Home values across the greater Seattle area have been steadily rising for years, with the pandemic causing prices in some neighborhoods to skyrocket. While this has increased competition for buyers trying to enter the market, it’s also had an interesting impact on those who already own a home in the area. According to the 2021 American Housing Survey (AHS), Seattle ranks sixth highest for the ratio of home-value-to-income among 25 metros included in the survey.
Essentially, this means that many homeowners in Seattle own homes that are worth many times their annual income. An old adage in real estate states that buyers should aim to spend about 2.5 times their annual income on their home purchase—but in Seattle and the other metros on the list, this rule of thumb simply doesn’t apply. In fact, four out of five Seattle homeowners reported that their home was worth at least three times their annual income.

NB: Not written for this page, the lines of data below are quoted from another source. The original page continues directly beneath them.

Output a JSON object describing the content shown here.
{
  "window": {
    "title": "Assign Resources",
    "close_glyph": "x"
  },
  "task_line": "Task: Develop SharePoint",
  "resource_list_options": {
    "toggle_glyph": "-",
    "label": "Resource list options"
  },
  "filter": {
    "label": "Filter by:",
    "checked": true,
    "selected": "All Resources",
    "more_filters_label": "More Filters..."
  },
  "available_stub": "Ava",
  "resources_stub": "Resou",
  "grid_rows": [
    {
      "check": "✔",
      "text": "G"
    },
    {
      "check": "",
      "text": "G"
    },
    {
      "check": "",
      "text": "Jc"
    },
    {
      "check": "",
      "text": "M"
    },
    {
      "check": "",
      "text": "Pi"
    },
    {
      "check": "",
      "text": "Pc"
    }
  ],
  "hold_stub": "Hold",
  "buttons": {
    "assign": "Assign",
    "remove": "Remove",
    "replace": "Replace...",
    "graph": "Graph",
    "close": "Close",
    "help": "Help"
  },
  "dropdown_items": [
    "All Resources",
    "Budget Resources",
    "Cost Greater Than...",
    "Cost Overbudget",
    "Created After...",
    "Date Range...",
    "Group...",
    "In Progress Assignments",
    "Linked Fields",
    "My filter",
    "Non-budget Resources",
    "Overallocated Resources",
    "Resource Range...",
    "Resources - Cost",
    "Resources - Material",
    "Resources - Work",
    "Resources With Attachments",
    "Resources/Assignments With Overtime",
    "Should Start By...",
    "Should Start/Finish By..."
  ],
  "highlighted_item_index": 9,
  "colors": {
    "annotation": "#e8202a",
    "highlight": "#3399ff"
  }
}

According to the survey, the median home value-to-income ratio in the Seattle metro was 4.9, meaning that approximately half of the owner-occupied homes in the area were worth more than 4.9 times the owner’s income, and half were worth less than that. For the purposes of the study, the Seattle metro area included King, Pierce and Snohomish Counties.
Of the homeowners in the Seattle area, about 23%, or nearly 150,000 households, had home values worth 11 times their income. The reason for this is partially because of the rapid appreciation of homes in the area over the last few years. Many of these high values can be attributed to longtime homeowners who bought at a much lower price point and have seen their homes appreciate tremendously over the last decade. On the other hand, some of these “house-rich, cash-poor” owners have simply spent a greater portion of their income on their home purchase.

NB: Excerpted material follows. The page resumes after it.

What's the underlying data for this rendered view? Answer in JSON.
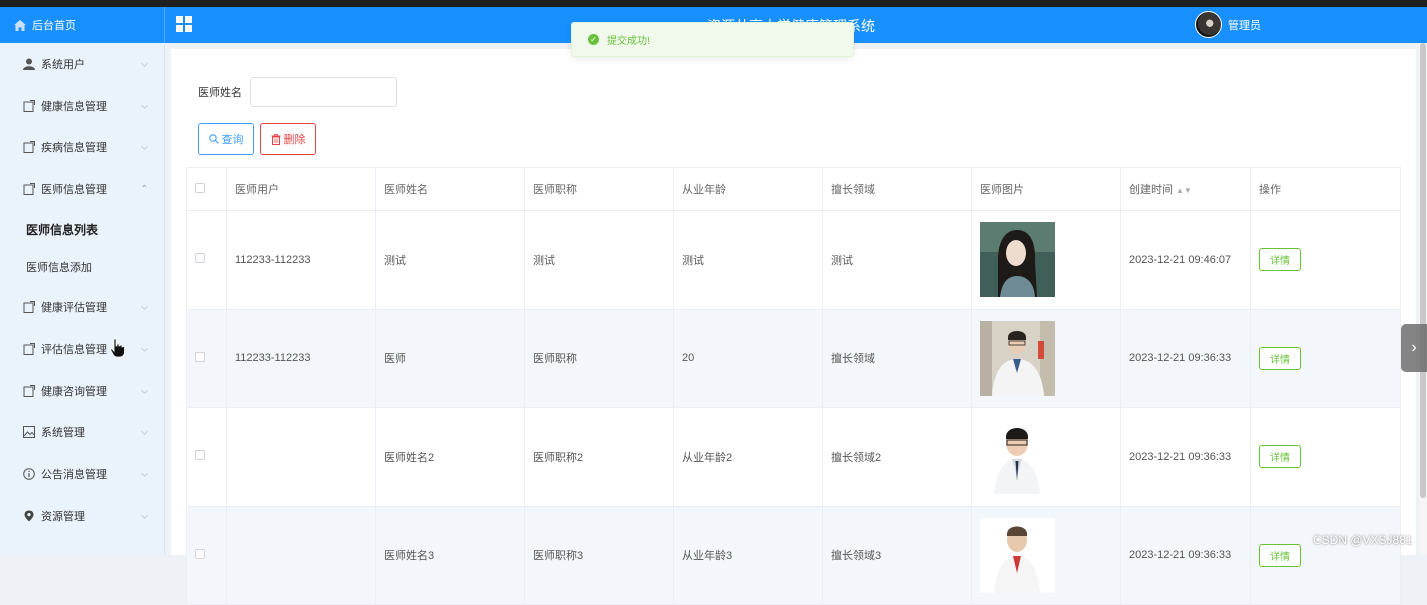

The American Housing Survey is conducted every other year; the first time Seattle was included was 2013, when the median ratio of home values to income was 3.3. In 2021, 3.3 was the national average, only slightly up from 3.0 in 2011.
Of the five cities with higher ratios than Seattle, four were located in California. Miami was the only other city outside of California to rank in the top six.
With mortgage prices causing the housing market to slow down a bit from the frenzied pace of the last few years, it remains to be seen how the income-to-home-value ratio will shift before the next survey.